When someone is progressively in touch with their emotions and can express them in responsible ways (without blaming, shaming or otherwise dumping our emotions on another), it progressively creates a safe climate in the relationship. And safety and trust go hand-in-hand.
4: Cut down on alcohol (and other brain-altering substances), or better yet eliminate it
I wrote an entire blog post on the case for rethinking your relationship with alcohol. But it’s worth mentioning again how alcohol so often works against trust in a relationship.
I wish you as the reader could sit with me in counseling sessions hearing people bravely recount painful moments in their childhood or hurtful interactions in their marriages. I wish you could hear how alcohol is so frequently intertwined with those stories.
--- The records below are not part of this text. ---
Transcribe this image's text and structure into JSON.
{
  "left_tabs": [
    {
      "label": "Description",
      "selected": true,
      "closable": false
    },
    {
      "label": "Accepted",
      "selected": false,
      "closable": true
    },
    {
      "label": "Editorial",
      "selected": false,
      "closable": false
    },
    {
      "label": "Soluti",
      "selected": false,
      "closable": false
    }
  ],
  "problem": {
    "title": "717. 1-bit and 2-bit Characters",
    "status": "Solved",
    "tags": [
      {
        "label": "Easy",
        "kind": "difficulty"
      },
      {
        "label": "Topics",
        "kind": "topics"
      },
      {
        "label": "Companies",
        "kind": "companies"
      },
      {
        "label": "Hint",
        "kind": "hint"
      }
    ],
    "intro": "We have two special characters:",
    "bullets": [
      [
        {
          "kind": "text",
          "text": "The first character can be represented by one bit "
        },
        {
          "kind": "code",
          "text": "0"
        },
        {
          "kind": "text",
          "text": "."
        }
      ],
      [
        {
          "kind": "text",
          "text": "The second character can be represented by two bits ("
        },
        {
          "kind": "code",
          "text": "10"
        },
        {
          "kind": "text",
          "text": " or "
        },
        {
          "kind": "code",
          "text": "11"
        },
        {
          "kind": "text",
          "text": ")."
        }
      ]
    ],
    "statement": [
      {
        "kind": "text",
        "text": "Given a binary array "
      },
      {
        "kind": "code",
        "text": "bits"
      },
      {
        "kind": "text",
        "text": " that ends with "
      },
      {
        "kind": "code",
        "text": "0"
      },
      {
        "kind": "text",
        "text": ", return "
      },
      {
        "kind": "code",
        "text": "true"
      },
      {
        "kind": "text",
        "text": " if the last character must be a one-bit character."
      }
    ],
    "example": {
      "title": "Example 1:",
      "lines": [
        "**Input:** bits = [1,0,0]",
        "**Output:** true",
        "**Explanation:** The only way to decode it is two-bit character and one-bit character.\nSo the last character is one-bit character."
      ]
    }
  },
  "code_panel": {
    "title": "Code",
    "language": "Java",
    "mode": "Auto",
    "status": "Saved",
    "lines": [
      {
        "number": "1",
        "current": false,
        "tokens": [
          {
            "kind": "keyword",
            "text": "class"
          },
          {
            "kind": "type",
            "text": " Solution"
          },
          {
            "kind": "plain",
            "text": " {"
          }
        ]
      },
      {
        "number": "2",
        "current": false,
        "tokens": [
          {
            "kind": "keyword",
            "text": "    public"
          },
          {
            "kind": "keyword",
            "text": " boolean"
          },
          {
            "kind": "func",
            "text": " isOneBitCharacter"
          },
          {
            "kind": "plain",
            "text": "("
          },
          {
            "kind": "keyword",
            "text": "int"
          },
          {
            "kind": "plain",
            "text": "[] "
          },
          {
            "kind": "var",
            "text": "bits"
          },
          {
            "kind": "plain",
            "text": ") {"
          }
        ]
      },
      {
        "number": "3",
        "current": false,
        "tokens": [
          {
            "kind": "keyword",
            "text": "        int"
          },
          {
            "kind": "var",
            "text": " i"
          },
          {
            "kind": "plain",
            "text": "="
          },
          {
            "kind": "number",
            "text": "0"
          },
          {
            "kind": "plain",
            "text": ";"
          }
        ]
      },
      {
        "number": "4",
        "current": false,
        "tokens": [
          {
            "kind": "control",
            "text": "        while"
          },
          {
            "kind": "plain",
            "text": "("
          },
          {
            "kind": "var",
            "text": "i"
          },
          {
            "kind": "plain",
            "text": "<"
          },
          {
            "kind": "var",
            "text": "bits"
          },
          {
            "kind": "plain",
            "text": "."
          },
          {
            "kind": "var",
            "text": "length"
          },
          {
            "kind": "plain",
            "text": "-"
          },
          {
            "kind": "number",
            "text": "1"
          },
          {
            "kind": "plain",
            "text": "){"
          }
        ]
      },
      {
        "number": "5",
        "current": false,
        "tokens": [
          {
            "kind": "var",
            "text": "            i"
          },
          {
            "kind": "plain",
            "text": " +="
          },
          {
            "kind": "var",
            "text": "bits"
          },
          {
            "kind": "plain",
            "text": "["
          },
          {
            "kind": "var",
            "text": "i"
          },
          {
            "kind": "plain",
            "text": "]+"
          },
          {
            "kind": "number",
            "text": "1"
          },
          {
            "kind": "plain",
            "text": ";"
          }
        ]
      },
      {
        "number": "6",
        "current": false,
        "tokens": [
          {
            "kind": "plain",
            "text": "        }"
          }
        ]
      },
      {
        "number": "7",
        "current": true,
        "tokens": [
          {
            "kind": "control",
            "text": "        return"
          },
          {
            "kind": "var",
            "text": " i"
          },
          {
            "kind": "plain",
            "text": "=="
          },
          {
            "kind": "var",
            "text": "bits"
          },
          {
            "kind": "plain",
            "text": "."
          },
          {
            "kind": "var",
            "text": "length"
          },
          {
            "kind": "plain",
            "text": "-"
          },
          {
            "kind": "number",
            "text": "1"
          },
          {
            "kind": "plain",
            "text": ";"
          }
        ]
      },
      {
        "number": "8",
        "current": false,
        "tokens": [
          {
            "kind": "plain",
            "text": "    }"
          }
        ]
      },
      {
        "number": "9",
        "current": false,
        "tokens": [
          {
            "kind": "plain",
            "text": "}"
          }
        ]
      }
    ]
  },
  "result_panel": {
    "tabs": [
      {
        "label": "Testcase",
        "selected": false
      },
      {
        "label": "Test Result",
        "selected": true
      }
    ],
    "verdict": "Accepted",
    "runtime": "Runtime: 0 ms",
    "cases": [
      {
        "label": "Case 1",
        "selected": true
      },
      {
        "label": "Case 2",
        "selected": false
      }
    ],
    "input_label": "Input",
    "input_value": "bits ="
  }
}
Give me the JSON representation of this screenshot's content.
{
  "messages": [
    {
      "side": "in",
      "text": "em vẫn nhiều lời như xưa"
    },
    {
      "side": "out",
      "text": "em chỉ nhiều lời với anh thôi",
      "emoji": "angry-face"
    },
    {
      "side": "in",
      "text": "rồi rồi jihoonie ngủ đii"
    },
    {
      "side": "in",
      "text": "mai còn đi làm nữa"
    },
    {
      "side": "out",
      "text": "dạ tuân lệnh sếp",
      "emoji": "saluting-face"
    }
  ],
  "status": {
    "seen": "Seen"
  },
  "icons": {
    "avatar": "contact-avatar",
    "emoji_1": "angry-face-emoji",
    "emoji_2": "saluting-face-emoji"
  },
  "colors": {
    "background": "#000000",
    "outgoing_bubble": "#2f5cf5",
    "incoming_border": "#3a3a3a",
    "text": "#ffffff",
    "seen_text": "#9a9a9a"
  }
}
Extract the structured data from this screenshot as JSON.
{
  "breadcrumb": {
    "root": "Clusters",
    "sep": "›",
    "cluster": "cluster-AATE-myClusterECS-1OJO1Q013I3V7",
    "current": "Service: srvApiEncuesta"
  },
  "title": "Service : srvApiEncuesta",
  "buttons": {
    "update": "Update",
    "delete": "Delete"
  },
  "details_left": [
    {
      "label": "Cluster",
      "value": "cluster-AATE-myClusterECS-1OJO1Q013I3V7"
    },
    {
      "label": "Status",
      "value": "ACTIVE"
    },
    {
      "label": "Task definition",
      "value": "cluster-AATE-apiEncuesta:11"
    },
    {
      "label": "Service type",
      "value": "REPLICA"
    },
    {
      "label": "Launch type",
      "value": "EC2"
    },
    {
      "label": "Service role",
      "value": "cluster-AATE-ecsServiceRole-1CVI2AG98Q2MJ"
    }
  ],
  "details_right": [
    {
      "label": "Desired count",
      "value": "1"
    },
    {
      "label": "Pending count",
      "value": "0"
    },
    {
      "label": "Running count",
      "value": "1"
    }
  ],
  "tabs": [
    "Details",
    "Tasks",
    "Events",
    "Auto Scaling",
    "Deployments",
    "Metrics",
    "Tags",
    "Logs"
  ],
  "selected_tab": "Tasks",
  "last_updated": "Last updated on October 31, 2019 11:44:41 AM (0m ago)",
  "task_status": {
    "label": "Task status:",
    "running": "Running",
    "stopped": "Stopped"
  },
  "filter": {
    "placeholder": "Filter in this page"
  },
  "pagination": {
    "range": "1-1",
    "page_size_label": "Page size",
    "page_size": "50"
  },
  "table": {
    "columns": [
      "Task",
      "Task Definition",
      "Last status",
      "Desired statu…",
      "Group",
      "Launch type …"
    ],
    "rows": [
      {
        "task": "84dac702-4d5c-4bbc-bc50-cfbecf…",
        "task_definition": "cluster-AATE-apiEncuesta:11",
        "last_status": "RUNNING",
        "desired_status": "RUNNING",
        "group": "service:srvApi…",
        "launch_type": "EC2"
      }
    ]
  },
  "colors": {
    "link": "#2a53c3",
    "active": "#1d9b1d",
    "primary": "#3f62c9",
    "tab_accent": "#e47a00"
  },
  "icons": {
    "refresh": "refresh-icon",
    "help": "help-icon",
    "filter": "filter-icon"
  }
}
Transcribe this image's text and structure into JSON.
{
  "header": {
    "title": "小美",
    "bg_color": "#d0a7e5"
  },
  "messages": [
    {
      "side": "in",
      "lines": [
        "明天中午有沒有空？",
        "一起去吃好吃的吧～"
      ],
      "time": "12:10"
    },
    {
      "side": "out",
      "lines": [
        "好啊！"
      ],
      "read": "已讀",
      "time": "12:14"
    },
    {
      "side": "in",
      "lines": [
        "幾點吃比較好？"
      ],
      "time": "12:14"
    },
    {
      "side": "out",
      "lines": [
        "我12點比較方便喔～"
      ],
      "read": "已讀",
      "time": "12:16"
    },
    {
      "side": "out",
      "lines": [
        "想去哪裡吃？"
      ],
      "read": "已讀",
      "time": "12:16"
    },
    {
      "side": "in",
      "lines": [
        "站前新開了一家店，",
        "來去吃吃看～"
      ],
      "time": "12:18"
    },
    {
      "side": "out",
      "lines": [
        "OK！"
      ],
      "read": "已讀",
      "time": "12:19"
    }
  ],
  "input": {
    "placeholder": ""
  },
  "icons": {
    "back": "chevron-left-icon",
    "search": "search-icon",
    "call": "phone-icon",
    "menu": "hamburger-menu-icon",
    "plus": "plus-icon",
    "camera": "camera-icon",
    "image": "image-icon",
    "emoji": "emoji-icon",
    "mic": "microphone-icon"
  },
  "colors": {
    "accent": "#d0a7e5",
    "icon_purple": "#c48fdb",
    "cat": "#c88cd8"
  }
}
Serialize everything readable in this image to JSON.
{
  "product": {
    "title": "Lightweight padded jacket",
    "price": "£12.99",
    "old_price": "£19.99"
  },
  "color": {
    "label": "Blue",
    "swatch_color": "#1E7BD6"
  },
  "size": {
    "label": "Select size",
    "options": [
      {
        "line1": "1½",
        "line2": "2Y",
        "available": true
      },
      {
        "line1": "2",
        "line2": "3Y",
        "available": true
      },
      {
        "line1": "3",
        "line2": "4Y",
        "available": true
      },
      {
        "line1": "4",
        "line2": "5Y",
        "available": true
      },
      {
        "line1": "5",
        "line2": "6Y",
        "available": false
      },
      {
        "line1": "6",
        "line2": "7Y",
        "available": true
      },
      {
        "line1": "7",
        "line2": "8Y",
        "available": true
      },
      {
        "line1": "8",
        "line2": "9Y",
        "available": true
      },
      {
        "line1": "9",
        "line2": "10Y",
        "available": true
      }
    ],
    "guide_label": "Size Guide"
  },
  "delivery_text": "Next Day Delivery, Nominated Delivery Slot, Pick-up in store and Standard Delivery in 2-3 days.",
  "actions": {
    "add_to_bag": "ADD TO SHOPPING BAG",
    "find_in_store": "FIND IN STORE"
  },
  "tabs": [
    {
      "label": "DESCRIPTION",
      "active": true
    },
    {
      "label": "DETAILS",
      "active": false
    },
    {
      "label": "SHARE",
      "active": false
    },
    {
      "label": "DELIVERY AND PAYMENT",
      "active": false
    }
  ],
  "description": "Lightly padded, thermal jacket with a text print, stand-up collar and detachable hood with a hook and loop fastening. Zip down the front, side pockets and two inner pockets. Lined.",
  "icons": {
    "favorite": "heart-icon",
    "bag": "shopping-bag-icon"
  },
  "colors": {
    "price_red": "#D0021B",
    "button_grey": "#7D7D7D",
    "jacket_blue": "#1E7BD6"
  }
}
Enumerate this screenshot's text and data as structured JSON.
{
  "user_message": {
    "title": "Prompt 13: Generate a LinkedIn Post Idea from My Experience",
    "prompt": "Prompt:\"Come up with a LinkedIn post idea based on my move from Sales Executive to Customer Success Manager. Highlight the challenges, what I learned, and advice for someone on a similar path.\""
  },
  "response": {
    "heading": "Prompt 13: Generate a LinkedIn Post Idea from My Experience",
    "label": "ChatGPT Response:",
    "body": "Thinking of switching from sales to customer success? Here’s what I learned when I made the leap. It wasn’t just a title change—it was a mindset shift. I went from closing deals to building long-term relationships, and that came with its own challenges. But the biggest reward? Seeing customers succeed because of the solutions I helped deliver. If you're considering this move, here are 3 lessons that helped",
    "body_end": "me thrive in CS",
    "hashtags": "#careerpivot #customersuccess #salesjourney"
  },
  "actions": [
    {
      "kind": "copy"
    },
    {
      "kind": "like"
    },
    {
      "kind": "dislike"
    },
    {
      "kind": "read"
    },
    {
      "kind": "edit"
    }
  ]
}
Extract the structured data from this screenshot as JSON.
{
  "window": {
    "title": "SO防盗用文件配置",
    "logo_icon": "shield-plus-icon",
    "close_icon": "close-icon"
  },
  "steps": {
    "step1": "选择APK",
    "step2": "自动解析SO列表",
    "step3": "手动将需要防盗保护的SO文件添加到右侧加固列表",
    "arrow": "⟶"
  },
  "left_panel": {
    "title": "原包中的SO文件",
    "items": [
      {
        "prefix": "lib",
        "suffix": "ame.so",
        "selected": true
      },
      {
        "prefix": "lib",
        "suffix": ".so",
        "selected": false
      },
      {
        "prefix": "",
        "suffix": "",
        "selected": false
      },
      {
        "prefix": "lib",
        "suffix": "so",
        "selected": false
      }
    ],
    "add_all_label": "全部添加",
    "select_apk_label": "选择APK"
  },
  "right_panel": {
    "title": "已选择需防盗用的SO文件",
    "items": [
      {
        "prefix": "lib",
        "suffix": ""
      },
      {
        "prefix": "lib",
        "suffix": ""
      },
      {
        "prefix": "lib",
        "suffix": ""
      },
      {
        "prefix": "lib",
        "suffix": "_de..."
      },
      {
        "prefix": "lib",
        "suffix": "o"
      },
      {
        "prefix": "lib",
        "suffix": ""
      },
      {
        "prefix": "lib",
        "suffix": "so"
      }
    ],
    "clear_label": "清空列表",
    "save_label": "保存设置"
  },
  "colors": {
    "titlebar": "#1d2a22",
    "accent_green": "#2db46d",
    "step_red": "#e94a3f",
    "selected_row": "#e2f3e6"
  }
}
Sometimes I hear about how alcohol use directly made things worse. But most of the time it’s the generational family patterns shaped by alcohol – great grandparents that drank to cope with their trauma or losses, and how that unprocessed grief secretly got passed down the family tree – regardless if people coped with that pain by drinking.
Alcohol and other substances don’t help people access and process emotion authentically – it blocks it and numbs it out. When couples reduce their alcohol use, they generally find it easier to rebuild trust.
5: Regularly talk about and enforce boundaries on unhealthy behavior
There’s nothing more frustrating than for a wounded partner to open back up to their partner and have the harmful behavior repeated. This can take the form of additional contact with an affair partner, or just a repeat of the hurtful behavior (drinking too much when there was a promise to stop, being verbally abusive after there were assurances of “never again,” etc.).
Partners rebuild trust when they have a plan and take concrete steps to eliminate hurtful behavior. This is not about perfection, but it is about intentional, proactive action aimed at stopping the patterns and triggers of hurtful behavior.
Step 10 in the 12 Steps says: “Continued to take personal inventory and when we were wrong promptly admitted it.” Applied to relationships, this involves the ongoing repair work and maintenance of the relationship by acknowledging harms, taking ownership of them, and working not just to repair them but to prevent future harm.
When infidelity was the main source of loss of trust, this could involve proactively sharing with your partner if you had any unavoidable contact with the affair partner. This also could involve regularly talking to your partner about things you’re doing to grow as a person. Doing your own therapy, joining a support group, reading personal growth resources, avoiding unnecessary social time with an attractive coworker, and installing filters on devices that could prevent consuming content that’s been hurtful to your partner, are some examples.
When the harm to the relationship is less clear, such as ongoing dysfunctional or even abusive patterns, there’s a special vigilance that’s required. Offering an apology in response to years of hurtful behavior can feel like a bandaid on a bullet hole. Consistent actions that are in stark contrast to the past hurtful behaviors, practiced over time, slowly rebuild trust in the relationship. There are no shortcuts.
The benefits of ongoing efforts to restore trust
Whatever the reason that trust has been undermined in the relationship, change is possible. In therapy, I’ve seen people unlearn hurtful relationship patterns they absorbed in their childhood or previous relationships. I’ve seen relationships heal through the practices referenced above.
It’s difficult to repair ruptured trust on your own. A psychotherapy relationship with someone trained in how to work with emotion and de-escalate relational conflict is key. Couples counseling, affair recovery counseling, or individual counseling can help restore trust in your relationship. If you would like to explore ways to rebuild trust in your relationship or marriage and you live in Cumming, Johns Creek or Alpharetta, Georgia, I would love to talk to you. Feel free to reach out to me for a confidential phone consultation.